Tanah Merah to Jeli 42 km
Jeli to Pulau Banding 90 km
Pulau Banding to Grik/Gerik 42 km
We have had one particularly tough day - the 90 km from Jeli to Palau Banding, the scene of an artificial lake that supplies water to the Temenggor Power Station. Along the way we rode up a 40 km hill, surely our longest yet. We topped out at over a 1,000 metres and then had a glorious downhill slide for the next 25 km. It was a hot, long and difficult day with occasional relief provided by shade from the jungle and just enough food and fluid stops.
When we reached Palau Banding we discovered the hotel where we had hoped to stay was closed.
There was only one alternative - the beautiful but outrageously expensive Belum Rain Forest Resort where the only room left was a deluxe suite garden view for RM680 (NZ$236) a night - more than eight times our usual budget.
It was wonderful. All polished concrete and glass and bamboo, an outside bath (we used it to rinse our clothes) with a fan, bathrobes, slippers and so modern it didn't have a door on the loo.
We gorged ourselves on the Malay-style buffet (not included in the price), roaming backwards and forwards to the serving tables until one of the staff remarked to Judy that she had eaten a lot.
We collapsed into bed, slept the sleep of the truly exhausted and missed breakfast.

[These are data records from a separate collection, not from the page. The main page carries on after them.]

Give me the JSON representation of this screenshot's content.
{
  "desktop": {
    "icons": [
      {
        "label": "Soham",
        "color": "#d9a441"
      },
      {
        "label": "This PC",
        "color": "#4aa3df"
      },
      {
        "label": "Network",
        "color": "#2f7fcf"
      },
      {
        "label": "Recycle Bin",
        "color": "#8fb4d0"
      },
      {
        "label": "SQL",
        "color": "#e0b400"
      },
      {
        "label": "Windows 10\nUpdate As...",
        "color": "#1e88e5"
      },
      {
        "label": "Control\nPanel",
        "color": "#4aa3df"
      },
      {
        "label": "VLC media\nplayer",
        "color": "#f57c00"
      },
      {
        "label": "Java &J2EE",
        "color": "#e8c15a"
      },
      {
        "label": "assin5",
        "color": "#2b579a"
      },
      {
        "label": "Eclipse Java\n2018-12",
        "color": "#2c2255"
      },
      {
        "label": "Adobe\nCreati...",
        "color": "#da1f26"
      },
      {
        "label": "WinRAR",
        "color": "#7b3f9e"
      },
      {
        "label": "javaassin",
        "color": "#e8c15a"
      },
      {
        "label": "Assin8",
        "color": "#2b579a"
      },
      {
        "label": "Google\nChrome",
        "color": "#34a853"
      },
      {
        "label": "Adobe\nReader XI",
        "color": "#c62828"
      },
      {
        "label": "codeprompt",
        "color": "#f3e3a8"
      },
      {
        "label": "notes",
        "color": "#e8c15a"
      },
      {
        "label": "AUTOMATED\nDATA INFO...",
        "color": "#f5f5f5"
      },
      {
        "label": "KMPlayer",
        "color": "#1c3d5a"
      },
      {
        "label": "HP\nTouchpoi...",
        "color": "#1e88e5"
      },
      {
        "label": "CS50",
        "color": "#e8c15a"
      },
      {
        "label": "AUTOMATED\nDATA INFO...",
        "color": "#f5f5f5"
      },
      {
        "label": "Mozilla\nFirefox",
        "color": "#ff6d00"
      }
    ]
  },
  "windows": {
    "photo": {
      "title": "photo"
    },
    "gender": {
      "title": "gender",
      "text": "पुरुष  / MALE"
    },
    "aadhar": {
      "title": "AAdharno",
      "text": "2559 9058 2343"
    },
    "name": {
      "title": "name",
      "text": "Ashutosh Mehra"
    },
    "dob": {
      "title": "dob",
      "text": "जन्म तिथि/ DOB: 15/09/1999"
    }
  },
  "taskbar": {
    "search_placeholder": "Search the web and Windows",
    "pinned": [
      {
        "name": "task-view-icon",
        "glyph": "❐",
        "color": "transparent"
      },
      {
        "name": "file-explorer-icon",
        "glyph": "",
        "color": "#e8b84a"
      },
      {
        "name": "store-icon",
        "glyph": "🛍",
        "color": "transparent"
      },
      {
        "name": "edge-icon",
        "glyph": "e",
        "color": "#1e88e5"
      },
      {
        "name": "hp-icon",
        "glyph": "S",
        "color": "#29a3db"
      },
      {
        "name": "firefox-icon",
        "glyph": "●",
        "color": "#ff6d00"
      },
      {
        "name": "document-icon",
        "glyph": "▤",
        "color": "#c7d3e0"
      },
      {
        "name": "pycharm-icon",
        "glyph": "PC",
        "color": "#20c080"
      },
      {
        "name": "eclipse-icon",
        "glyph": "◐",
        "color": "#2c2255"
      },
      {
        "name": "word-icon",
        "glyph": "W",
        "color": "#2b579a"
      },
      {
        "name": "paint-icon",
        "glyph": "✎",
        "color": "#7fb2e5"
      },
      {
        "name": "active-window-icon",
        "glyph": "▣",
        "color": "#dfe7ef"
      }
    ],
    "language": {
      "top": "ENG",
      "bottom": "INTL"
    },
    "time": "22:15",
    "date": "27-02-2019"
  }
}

We managed to check out by midday, had lunch and left to cycle straight into a solid 8 km climb with the temperature over 40 degrees. Sssssh, keep it to yourself but we even walked briefly a couple of times.
From the top we had another long descent with a road so good we hardly touched the brakes and clocked 60 kph.
Today has been declared a rest day, and from here we will probably give ourselves three leisurely days to the end of the ride in Penang.